Last year, Fan Bingbing gave Carmen Sandiego a run for her money after she went missing and had everyone wondering “Where in the world is Fan Bingbing? No really, where is she.” Fan got tied up in a Chinese tax evasion scam and was allegedly banned from acting for three years, but no one could really find out the truth from Fan herself, because she could not be found.
In reality, Fan hadn’t disappeared into thin air. She was being held under a type of house arrest, and was facing $100 million in fines. In April of this year, Fan made her first public appearance. This whole situation has been shady from top-to-bottom, so of course I was convinced the Fan that appeared in public was a super-realistic hologram to distract us from the real Fan’s whereabouts. But that’s not the case, because the real Fan recently gave an interview to The New York Times, and she’s explaining what’s up.

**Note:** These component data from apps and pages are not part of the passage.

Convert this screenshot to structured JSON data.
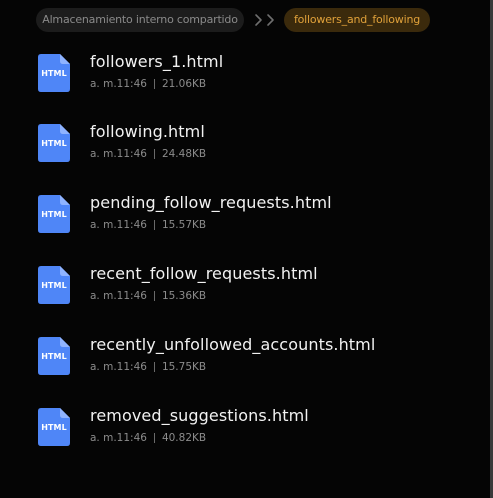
{
  "breadcrumb": {
    "root_label": "Almacenamiento interno compartido",
    "current_label": "followers_and_following"
  },
  "colors": {
    "background": "#050505",
    "accent": "#e0a13a",
    "accent_bg": "#3b2a0c",
    "file_icon_blue": "#4f86f7"
  },
  "icons": {
    "file_type": "html-file-icon",
    "separator": "chevron-right-icon"
  },
  "files": [
    {
      "name": "followers_1.html",
      "time": "a. m.11:46",
      "size": "21.06KB",
      "type": "HTML"
    },
    {
      "name": "following.html",
      "time": "a. m.11:46",
      "size": "24.48KB",
      "type": "HTML"
    },
    {
      "name": "pending_follow_requests.html",
      "time": "a. m.11:46",
      "size": "15.57KB",
      "type": "HTML"
    },
    {
      "name": "recent_follow_requests.html",
      "time": "a. m.11:46",
      "size": "15.36KB",
      "type": "HTML"
    },
    {
      "name": "recently_unfollowed_accounts.html",
      "time": "a. m.11:46",
      "size": "15.75KB",
      "type": "HTML"
    },
    {
      "name": "removed_suggestions.html",
      "time": "a. m.11:46",
      "size": "40.82KB",
      "type": "HTML"
    }
  ]
}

Fan reportedly scammed the tax system with a thing called “yin and yang” contracts, in which one contract – the one that goes to the tax man – says you made significantly less than your real contract – the one that benefits your bank account. Fan allegedly got caught after a TV host named Cui Yongyuan got mad at the plot of her 2003 film Cell Phone (in it, Fan played the mistress of a TV host, who Cui believes was based off himself). When Fan announced a sequel to Cell Phone, Cui ponied up some receipts which showed how much she was going to make off the film vs. what she was going to tell the government she made off the film.
Fan was then charged with falsifying contracts four times, and then she went missing. But Fan is coming back, slowly. Fan will still appear in the all-female action film 355, and The Times says she will soon be appearing on the cover of Harper’s Bazaar Vietnam.

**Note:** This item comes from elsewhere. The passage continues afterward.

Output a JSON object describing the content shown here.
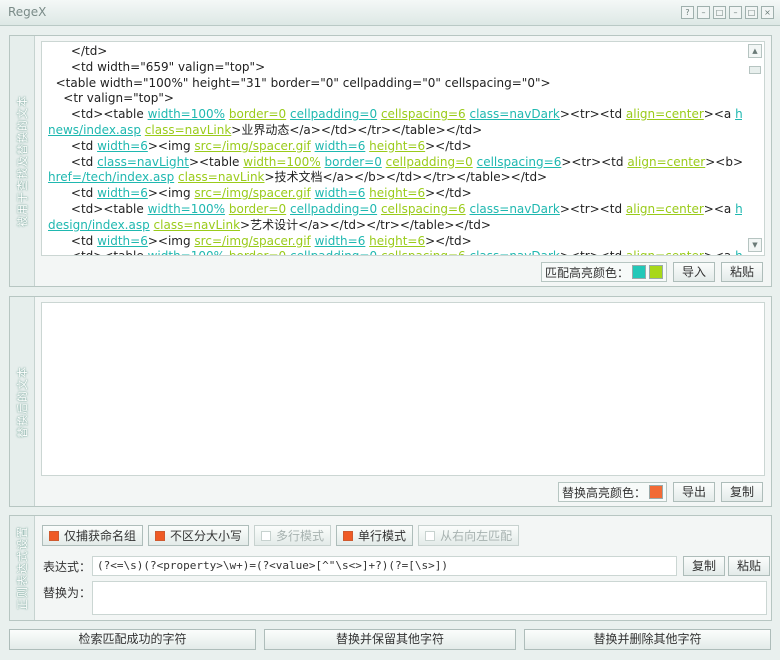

Fan – who I’m sure is coming up with these thoughts totally on her own and with no help from a publicist and lawyer – now says that she’s glad it happened, because it has made her reevaluate her life.
“It may be a trough I encountered in my life or in my work, but this trough is actually a good thing. It has made me calm down and think seriously about what I want to do in my future life.”
She also thanks China’s Communist Party for making like one of the Golden Girls and being a friend after her detention.
[Fan] said that she would have been nothing “without the party and the state’s good policies.”
When asked who Fan would like to marry, now that she’s no longer engaged to actor Li Chen, Fan answered: “Hmmmm…either the man who invented taxes, or China’s version of Uncle Sam.” She didn’t say that, probably because the publicist assigned to her case didn’t want to go overboard.
The Times amentions that Fan is having a bit of a difficult time with her official comeback, because some people see her as nothing more than a scammer. Fan is working on that comeback anyway, but she notes it’s not going to be raining diamonds like it was before.
“There are regrets, pain and fragility. But I still feel that I need to keep on living…It is impossible to have the best of everything,” Ms. Fan said, describing her present comeback situation as a “crossroads.”
Fan was China’s biggest actress before the money-scented shit hit the tax fan, so it’s not surprising that she didn’t disappear forever. Because for every person who is looking at her like China’s version of Wesley Snipes, there’s another that wants to see Fan on top again. She just needs to find the right vehicle. Hey, maybe she could use that thing about her career being at a crossroads as inspiration. Because who wouldn’t love a reboot of Britney Spears’ cinematic 2002 hit Crossroads? Except in this version, Fan’s character buries a wish box that contains only one wish. “I wish I never got caught cheating on my taxes.”